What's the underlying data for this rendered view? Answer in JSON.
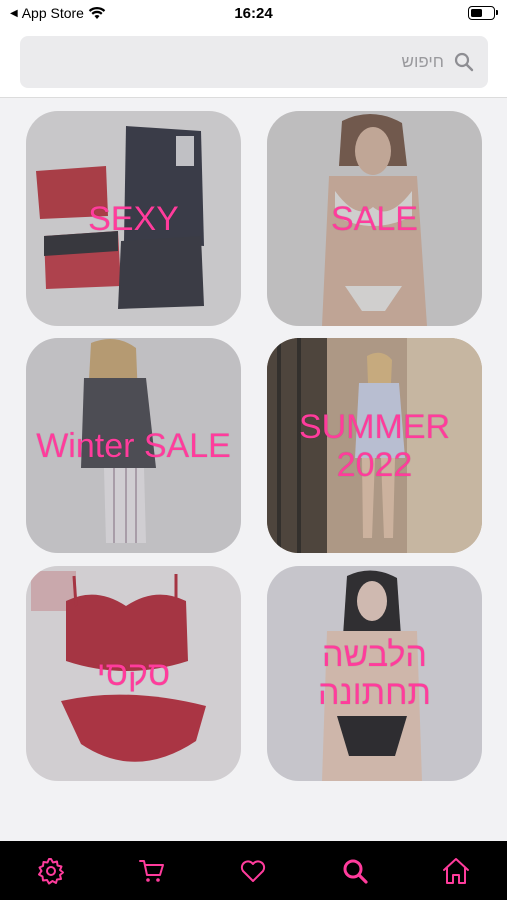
{
  "status_bar": {
    "back_app": "App Store",
    "time": "16:24",
    "battery_level": 0.55
  },
  "search": {
    "placeholder": "חיפוש",
    "value": ""
  },
  "categories": [
    {
      "label": "SEXY",
      "lang": "ltr"
    },
    {
      "label": "SALE",
      "lang": "ltr"
    },
    {
      "label": "Winter SALE",
      "lang": "ltr"
    },
    {
      "label": "SUMMER 2022",
      "lang": "ltr"
    },
    {
      "label": "סקסי",
      "lang": "rtl"
    },
    {
      "label": "הלבשה תחתונה",
      "lang": "rtl"
    }
  ],
  "tabbar": {
    "items": [
      {
        "name": "settings",
        "icon": "gear-icon"
      },
      {
        "name": "cart",
        "icon": "cart-icon"
      },
      {
        "name": "favorites",
        "icon": "heart-icon"
      },
      {
        "name": "search",
        "icon": "search-icon",
        "active": true
      },
      {
        "name": "home",
        "icon": "home-icon"
      }
    ],
    "accent": "#ff3c9c",
    "background": "#000000"
  },
  "colors": {
    "label_pink": "#ff3c9c"
  }
}
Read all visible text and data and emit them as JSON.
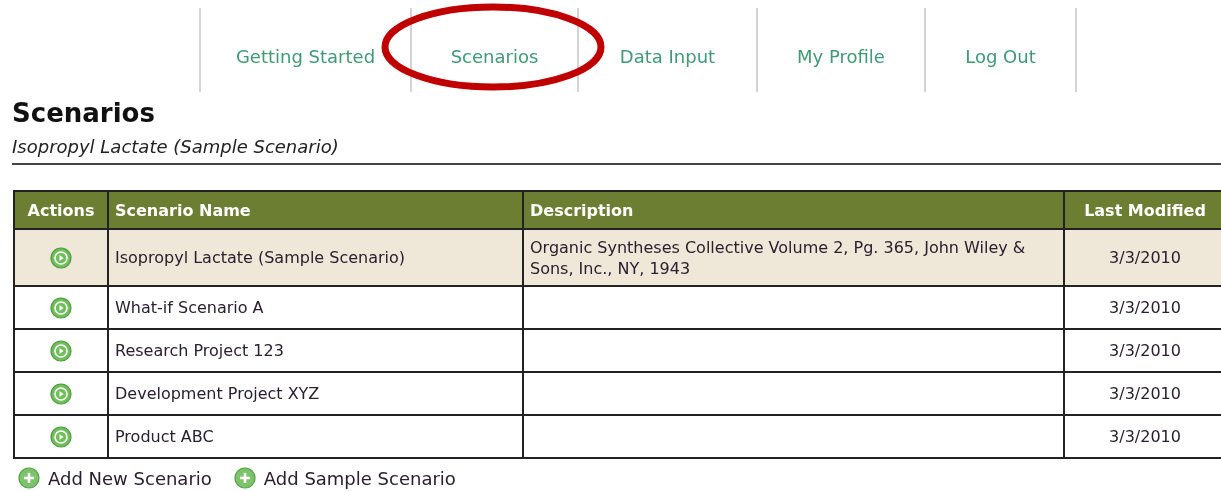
{
  "nav": {
    "tabs": [
      {
        "label": "Getting Started",
        "highlighted": false
      },
      {
        "label": "Scenarios",
        "highlighted": true
      },
      {
        "label": "Data Input",
        "highlighted": false
      },
      {
        "label": "My Profile",
        "highlighted": false
      },
      {
        "label": "Log Out",
        "highlighted": false
      }
    ]
  },
  "page": {
    "title": "Scenarios",
    "subtitle": "Isopropyl Lactate (Sample Scenario)"
  },
  "table": {
    "columns": [
      "Actions",
      "Scenario Name",
      "Description",
      "Last Modified"
    ],
    "rows": [
      {
        "selected": true,
        "name": "Isopropyl Lactate (Sample Scenario)",
        "description": "Organic Syntheses Collective Volume 2, Pg. 365, John Wiley & Sons, Inc., NY, 1943",
        "last_modified": "3/3/2010"
      },
      {
        "selected": false,
        "name": "What-if Scenario A",
        "last_modified": "3/3/2010"
      },
      {
        "selected": false,
        "name": "Research Project 123",
        "last_modified": "3/3/2010"
      },
      {
        "selected": false,
        "name": "Development Project XYZ",
        "last_modified": "3/3/2010"
      },
      {
        "selected": false,
        "name": "Product ABC",
        "last_modified": "3/3/2010"
      }
    ]
  },
  "actions": [
    "Add New Scenario",
    "Add Sample Scenario"
  ]
}
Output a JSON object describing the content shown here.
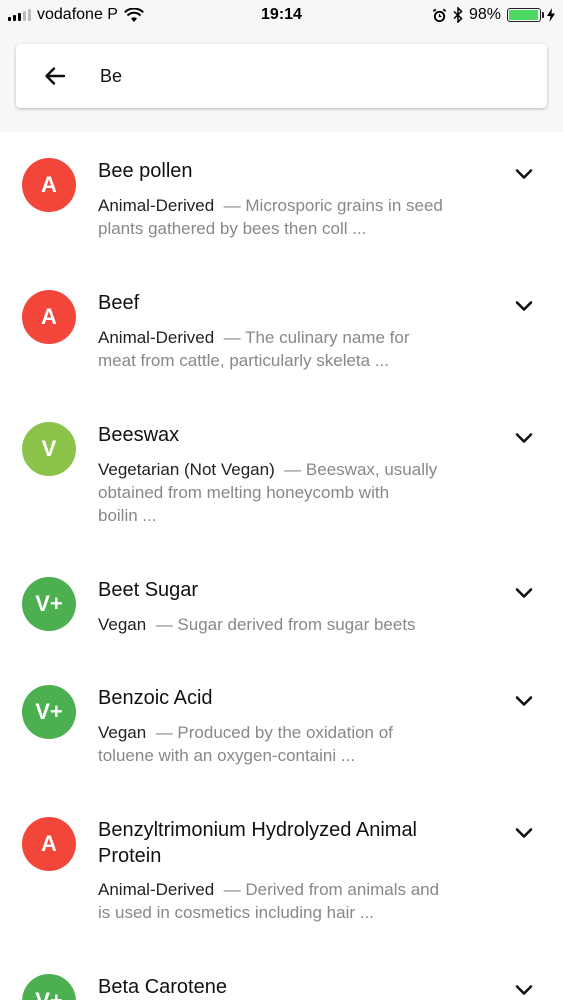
{
  "status_bar": {
    "carrier": "vodafone P",
    "time": "19:14",
    "battery": "98%",
    "battery_level": 0.98
  },
  "search": {
    "value": "Be"
  },
  "colors": {
    "animal": "#f2463b",
    "vegetarian": "#8bc34a",
    "vegan": "#4caf50"
  },
  "items": [
    {
      "badge": "A",
      "title_line1": "Bee pollen",
      "title_line2": "",
      "category": "Animal-Derived",
      "dash": "—",
      "desc_line1": "Microsporic grains in seed",
      "desc_line2": "plants gathered by bees then coll ...",
      "desc_line3": ""
    },
    {
      "badge": "A",
      "title_line1": "Beef",
      "title_line2": "",
      "category": "Animal-Derived",
      "dash": "—",
      "desc_line1": "The culinary name for",
      "desc_line2": "meat from cattle, particularly skeleta ...",
      "desc_line3": ""
    },
    {
      "badge": "V",
      "title_line1": "Beeswax",
      "title_line2": "",
      "category": "Vegetarian (Not Vegan)",
      "dash": "—",
      "desc_line1": "Beeswax, usually",
      "desc_line2": "obtained from melting honeycomb with",
      "desc_line3": "boilin ..."
    },
    {
      "badge": "V+",
      "title_line1": "Beet Sugar",
      "title_line2": "",
      "category": "Vegan",
      "dash": "—",
      "desc_line1": "Sugar derived from sugar beets",
      "desc_line2": "",
      "desc_line3": ""
    },
    {
      "badge": "V+",
      "title_line1": "Benzoic Acid",
      "title_line2": "",
      "category": "Vegan",
      "dash": "—",
      "desc_line1": "Produced by the oxidation of",
      "desc_line2": "toluene with an oxygen-containi ...",
      "desc_line3": ""
    },
    {
      "badge": "A",
      "title_line1": "Benzyltrimonium Hydrolyzed Animal",
      "title_line2": "Protein",
      "category": "Animal-Derived",
      "dash": "—",
      "desc_line1": "Derived from animals and",
      "desc_line2": "is used in cosmetics including hair ...",
      "desc_line3": ""
    },
    {
      "badge": "V+",
      "title_line1": "Beta Carotene",
      "title_line2": "",
      "category": "",
      "dash": "",
      "desc_line1": "",
      "desc_line2": "",
      "desc_line3": ""
    }
  ]
}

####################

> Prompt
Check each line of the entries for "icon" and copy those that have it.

> Answer space
        "icon": "gear-icon"
        "icon": "cart-icon"
        "icon": "heart-icon"
        "icon": "search-icon",
        "icon": "home-icon"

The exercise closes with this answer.